The choice of control valve style (globe, ball, butterfly, etc.) is often based on tradition or plant preference. For example, a majority of the control valves in pulp and paper mills are usually ball or segmented ball valves. Petroleum refineries, oil and gas traditionally use a high percentage of globe valves, although the concern for fugitive emissions has caused users to look to rotary valves because it is often easier to obtain a long lasting stem seal with rotary valves.
Globe valves offer the widest range of options for flow characteristic, pressure, temperature, and noise and cavitation reduction.

Globe valves also tend to be the most expensive. Segment ball valves tend to have a higher rangeability, and size for size, nearly twice the flow capacity of globe valves, while they are typically less expensive than globe valves.
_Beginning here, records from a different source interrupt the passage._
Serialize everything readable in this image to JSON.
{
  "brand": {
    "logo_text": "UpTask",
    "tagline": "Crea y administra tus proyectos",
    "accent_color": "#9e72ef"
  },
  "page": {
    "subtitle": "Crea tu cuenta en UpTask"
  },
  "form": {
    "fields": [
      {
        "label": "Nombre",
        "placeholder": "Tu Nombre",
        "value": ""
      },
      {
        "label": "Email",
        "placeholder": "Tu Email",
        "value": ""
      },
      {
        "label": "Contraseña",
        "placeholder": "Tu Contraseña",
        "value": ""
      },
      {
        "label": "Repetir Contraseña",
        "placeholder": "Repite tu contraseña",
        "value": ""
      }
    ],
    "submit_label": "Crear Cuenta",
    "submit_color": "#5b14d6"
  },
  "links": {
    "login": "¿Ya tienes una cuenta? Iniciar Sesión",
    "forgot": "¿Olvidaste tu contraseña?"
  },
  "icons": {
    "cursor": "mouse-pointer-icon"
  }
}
On the other hand, segment ball valves are limited in availability for extremes of temperature and pressure and are more prone to noise and cavitation problems than globe valves.
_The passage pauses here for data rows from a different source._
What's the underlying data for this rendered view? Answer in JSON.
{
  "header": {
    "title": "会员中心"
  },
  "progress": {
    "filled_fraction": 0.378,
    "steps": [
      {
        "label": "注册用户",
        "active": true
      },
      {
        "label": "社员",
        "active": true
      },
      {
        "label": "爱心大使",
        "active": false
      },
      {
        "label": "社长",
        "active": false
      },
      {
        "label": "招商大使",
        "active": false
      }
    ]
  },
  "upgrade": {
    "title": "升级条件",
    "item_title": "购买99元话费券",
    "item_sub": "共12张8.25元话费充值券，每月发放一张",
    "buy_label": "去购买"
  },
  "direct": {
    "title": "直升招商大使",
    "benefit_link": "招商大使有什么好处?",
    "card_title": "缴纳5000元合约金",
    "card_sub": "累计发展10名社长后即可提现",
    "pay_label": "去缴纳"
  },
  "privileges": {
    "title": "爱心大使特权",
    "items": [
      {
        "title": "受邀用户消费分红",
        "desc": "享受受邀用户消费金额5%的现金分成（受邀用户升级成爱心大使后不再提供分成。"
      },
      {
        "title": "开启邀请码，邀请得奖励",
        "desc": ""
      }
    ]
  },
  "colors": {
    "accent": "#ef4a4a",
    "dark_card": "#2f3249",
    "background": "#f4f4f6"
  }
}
High performance butterfly valves are even less expensive than ball valves, especially in larger sizes (eight inches and larger). They also have less rangeability than the ball valves and are more prone to cavitation.

The eccentric rotary plug valve combines the features of rotary valves, such as high cycle life stem seals and compact construction, with the rugged construction of globe valves. Unlike the other rotary valves whose flow capacity is approximately double that of globe valves, the flow capacity of eccentric rotary plug valves is on par with globe valves.

While the selection of a valve style is highly subjective, in the absence of a specified valve or plant preference, the following approach can be used to select a control valve style for applications where the valve will be six inches or smaller:

– Considering pressure, pressure differential, temperature, required flow characteristic, cavitation and noise, will a segment ball valve work?

– If a segment ball valve is not suitable, select a globe valve. Keep in mind that cage guided globe valves are not suitable for dirty service.

– For applications where the valve will be 8 inches or larger, first investigate the applicability of a high performance butterfly valve because of the potential for significant savings on cost and weight.


Ensuring Accuracy



Today control valve sizing calculations are usually performed using a computer program. Most manufacturers of control valves offer control valve sizing software at no cost, though most are specific to that manufacture’s valves only. However some valve manufacturers software, includes a number of generic valves, such as globe valves, ball valves, plug valves and butterfly valves, to choose from. 

These generic selections permit the user to investigate the applicability of different valve styles and sizes to a particular application, without showing a preference to a particular valve manufacturer.

Selecting a properly sized control valve is essential to achieving the highest degree of process control for the liquid, gas or multi-phase fluid. To ensure accuracy, use the following information for control valve sizing:

– If a set of loop tuning parameters only works at one end of the control range and not the other, the valve’s flow characteristic is most likely the wrong one.

– If a system has a lot of pipe, use an equal percentage valve.
– If a system has very little pipe, use a linear valve.

– A control valve that is sized to operate around 60% to 80% open at the maximum required flow and not much less than 20% open at the minimum required flow will give the best control.

Properly sized full ball, segment ball and high performance butterfly valves are usually two sizes smaller than the line.*

 Properly sized globe valves are usually one size smaller than the line.*

– Most people consider it poor piping practice to use a control valve that is less than ½ the line size or larger than the line size.

– Oversized control valves are very common.

*If you size a valve and it turns out to be different than these, it is a good idea to check your work. You may have made a mistake, or the person who sized the pipe may have made a mistake. 
  
Fisher Valve Specification Software